The job seeker’s greatest fear is not having enough check boxes on the application or the most experience. Yet leaders tell me it’s not the person with the most experience that gets the job.
Some agencies do think in terms of check boxes. Does this person have the right education or the right number of years of experience? Hiring managers may feel they need the right check boxes to justify their hiring decision.
I hear the following as typical real reasons for successful hires:
- Personality fit
- Articulation of experience
- Articulation of their fit to the job
- Strategic thinking
- Story-telling of strengths and weaknesses
None of things show up on a résumé. I had a VP define personality fit. She was hiring a program director to manage of 8 people. She would ask about the candidate’s management style. Candidates might talk to their assertiveness and ability to get things done. In fact the résumé might say those things. But in this case, the program’s youngest member had over 20 years on the job, so the manager should not be an aggressive driver. The director needed to be someone in a more supportive and administrative role.
Agility and resourcefulness will never be listed on a résumé. What hiring manager wants a staff member who needs hand holding or is resistant to change?
The interview that explores “who the candidate is as a person” can also be used to confirm claims made on the résumé. That happens in a conversation, not a Q&A session. Behavioral interviewing questions are an effort to get past the check boxes. These questions might be too intimidating if you are hiring for an entry level position, yet they can be very telling for executive positions. The best answers come from candidates when they are part of a conversation.
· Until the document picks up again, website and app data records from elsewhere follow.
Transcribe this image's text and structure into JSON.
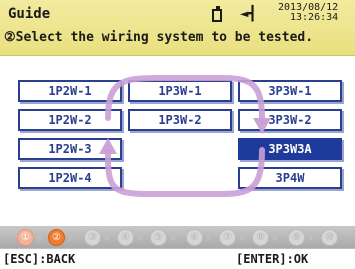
{
  "header": {
    "title": "Guide",
    "date": "2013/08/12",
    "time": "13:26:34",
    "instruction": "②Select the wiring system to be tested."
  },
  "wiring": {
    "left_col": [
      "1P2W-1",
      "1P2W-2",
      "1P2W-3",
      "1P2W-4"
    ],
    "mid_col": [
      "1P3W-1",
      "1P3W-2"
    ],
    "right_col": [
      "3P3W-1",
      "3P3W-2",
      "3P3W3A",
      "3P4W"
    ],
    "selected": "3P3W3A"
  },
  "steps": {
    "labels": [
      "①",
      "②",
      "③",
      "④",
      "⑤",
      "⑥",
      "⑦",
      "⑧",
      "⑨",
      "⑩"
    ],
    "current_index": 1
  },
  "footer": {
    "esc_hint": "[ESC]:BACK",
    "enter_hint": "[ENTER]:OK"
  },
  "colors": {
    "header_bg": "#ece486",
    "button_border": "#2a3f8f",
    "selected_bg": "#1e3a9a",
    "step_current": "#ef7d2c",
    "arrow": "#c9a0d6"
  },
  "icons": {
    "battery": "battery-icon",
    "power": "plug-icon"
  }
}
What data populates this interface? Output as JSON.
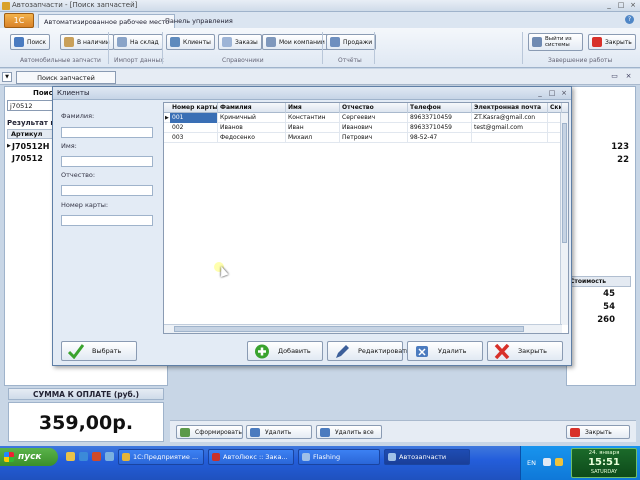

Those behavioral questions should be relevant to the position and traits actually needed for the job.
As important as the résumé, it is equally as important to know who your candidate is as a person. You are hiring a person, not a résumé.